At the time, I felt a ripping in my chest as my heart broke. I still have that dog shaped hole in my heart where she lives. I’m sure that hole will be with me for the rest of my life. Sometimes you only have that one dog that completely changes your life and makes it better by their presence in it. I was blessed beyond belief to have been given another heart dog in my girl, Roxanne. I’m positive Zen sent her to me knowing that I needed that in my life.
I’m not writing this post to bum you out. But, please, please, please love your babies while you have them. Play with them. Give them all the love and attention they need. Take care of them as they age. They don’t stay with us forever. Love them the same way they love you. Your life will be rich beyond belief if you do.
With summer vacation season here, I thought it would be a good time to talk about travelling with dogs (most people are not brave enough to travel with cats, but if your cat is one of those super outgoing kitties, go for it). So here are a few tips to help you make your trip as easy as possible for you and your pet.
- Have a plan – Know where you are planning to go, stay, eat and hang out. If you are a person who likes to get in the car with no set schedule and see where you end up, it might be better to leave your pet at home. Travelling with pets comes with some challenges. They need a place to stay and not every hotel, B&B or guest house is OK with animals.
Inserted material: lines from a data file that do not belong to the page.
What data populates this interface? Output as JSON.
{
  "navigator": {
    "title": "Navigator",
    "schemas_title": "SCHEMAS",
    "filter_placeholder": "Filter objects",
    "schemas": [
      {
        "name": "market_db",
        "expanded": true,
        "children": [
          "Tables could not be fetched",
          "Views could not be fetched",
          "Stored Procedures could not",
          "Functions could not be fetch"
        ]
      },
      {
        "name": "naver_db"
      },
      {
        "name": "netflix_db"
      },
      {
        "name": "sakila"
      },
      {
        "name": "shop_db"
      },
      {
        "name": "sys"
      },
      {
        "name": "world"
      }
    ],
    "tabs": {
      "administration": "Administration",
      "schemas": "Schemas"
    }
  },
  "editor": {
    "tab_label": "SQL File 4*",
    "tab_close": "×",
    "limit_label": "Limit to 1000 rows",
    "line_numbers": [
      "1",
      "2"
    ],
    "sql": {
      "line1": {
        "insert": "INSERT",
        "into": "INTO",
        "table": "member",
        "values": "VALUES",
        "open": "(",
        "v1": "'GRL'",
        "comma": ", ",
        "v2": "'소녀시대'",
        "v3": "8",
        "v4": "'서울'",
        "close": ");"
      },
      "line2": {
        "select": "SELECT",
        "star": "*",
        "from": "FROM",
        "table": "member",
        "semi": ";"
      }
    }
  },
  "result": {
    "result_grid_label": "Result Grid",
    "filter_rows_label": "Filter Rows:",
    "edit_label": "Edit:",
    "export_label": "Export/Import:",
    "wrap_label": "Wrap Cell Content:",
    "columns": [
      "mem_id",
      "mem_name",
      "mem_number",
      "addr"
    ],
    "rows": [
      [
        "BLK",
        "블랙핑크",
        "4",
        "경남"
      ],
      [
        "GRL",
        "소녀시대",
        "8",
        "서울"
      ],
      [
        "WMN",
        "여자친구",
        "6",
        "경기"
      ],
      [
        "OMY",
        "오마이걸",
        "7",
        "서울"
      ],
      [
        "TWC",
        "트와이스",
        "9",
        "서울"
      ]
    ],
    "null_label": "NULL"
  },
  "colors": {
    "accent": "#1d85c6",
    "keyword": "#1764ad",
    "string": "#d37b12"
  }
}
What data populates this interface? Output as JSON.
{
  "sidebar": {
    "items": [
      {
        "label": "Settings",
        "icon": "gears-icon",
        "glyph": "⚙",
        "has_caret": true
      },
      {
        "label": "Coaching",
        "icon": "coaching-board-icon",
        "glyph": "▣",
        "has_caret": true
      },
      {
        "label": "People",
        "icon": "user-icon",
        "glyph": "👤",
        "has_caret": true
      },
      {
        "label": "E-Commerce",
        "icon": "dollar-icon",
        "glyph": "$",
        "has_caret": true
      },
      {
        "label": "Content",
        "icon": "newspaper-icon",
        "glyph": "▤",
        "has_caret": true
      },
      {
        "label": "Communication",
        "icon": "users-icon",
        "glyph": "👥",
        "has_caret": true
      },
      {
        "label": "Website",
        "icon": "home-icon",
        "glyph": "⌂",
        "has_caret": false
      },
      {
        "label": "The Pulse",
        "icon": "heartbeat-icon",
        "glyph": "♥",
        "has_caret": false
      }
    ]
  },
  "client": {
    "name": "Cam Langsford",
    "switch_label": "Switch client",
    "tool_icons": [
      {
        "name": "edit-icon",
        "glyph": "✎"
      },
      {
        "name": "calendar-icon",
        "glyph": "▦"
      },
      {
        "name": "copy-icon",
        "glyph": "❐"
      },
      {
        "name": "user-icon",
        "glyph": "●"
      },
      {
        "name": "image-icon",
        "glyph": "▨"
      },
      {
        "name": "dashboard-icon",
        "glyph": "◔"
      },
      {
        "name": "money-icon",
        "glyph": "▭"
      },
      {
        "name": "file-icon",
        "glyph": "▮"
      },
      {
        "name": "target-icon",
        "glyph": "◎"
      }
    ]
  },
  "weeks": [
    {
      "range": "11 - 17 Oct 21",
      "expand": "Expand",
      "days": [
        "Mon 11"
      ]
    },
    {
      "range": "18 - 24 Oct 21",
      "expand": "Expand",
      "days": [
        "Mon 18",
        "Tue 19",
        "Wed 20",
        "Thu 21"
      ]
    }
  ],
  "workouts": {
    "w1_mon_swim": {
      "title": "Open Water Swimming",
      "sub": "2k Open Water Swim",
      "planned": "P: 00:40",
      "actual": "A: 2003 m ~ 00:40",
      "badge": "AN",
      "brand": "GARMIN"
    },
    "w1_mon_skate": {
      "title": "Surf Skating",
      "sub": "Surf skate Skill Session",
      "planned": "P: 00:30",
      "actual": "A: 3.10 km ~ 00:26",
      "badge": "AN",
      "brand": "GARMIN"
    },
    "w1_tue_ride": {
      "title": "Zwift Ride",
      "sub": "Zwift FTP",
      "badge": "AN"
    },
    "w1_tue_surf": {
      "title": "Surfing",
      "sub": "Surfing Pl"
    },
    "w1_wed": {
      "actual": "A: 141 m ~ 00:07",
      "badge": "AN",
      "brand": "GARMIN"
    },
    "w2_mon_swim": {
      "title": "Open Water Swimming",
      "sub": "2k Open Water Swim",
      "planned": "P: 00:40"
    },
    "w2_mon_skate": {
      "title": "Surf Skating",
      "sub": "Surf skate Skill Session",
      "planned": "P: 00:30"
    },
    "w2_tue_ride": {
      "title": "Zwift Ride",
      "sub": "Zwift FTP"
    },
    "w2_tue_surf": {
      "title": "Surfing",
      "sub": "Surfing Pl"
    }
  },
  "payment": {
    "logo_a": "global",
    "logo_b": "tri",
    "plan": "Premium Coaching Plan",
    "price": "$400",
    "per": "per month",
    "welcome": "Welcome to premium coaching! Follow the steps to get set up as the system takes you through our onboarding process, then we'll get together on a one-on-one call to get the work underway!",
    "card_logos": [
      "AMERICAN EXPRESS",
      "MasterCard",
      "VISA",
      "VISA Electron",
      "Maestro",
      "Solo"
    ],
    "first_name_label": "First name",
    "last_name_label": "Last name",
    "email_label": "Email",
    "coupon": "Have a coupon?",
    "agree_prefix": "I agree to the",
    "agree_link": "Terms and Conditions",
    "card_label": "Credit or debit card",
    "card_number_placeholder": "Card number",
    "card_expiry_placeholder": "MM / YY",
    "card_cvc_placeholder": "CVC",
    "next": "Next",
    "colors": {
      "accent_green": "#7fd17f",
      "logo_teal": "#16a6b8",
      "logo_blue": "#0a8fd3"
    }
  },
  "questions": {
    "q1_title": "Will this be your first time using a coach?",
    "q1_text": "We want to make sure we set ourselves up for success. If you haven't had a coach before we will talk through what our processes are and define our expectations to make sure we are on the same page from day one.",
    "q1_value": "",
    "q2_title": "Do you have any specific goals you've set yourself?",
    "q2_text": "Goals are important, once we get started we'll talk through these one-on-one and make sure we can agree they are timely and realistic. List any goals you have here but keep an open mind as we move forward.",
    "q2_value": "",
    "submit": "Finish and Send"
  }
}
Some charge extremely high fees (which I secretly suspect are to discourage animal lovers from bring their pets) and many just don’t allow them at all. Have you checked for pet friendly restaurants or made other plans for meal time? What are you going to do when you get there? You can’t dump your best friend somewhere and then take off to see the sights. So planning your trip is essential. There are some great apps you can download that can help with all of the above. The one I use is called Bring Fido and is a great tool.
- Make reservations – After you plan out your itinerary, call and make reservations. You don’t want to end up in the middle of nowhere with no place to stay because they didn’t have any room left. If you need some ideas of places to stay, check out my post from a few weeks ago.
- Pack a bag for your pet – You packed all your stuff now don’t forget your pets stuff. Taking things like their favorite toys and their bed with help them feel comfortable in a new environment. Remember to bring the essentials as well. Enough of their normal food (you don’t want tummy trouble away from home), their bowls (food and water) and plenty of bags to clean up after them is a must.
- Make sure to take lots of breaks – Nobody enjoys being cooped up in a car when they need to pee! Give your dog plenty of breaks to take care of business and get some exercise before getting back on the road. Most rest stops have grassy areas that are large enough to serve your purpose.
- Stick to a normal schedule – Dogs are creatures of habit. They eat, sleep, walk and play at pretty much the same time every day. Try to maintain their normal schedule as much as possible. It will help your dog stay relaxed and happy (not to mention help keep their digestive system happy).
- Make sure your dog is microchipped – This one is so important! Dogs are not always comfortable out of their home environment. A frightened dog may bolt before you know what is happening. If your animal is chipped, you have the best chance of getting them home. While we’re talking about it, keep your dog on a leash in an unfamiliar area. There is nothing that will ruin a fun vacation faster than the loss of your beloved pet.
- Last but not least – Be considerate of the area you are visiting. Pick up after your dog, keep barking to a minimum when in hotels, and don’t allow your dog to run up to or jump on other people enjoying the area. Be a good ambassador for bringing your pet places and more places will allow pets to be part of the scene.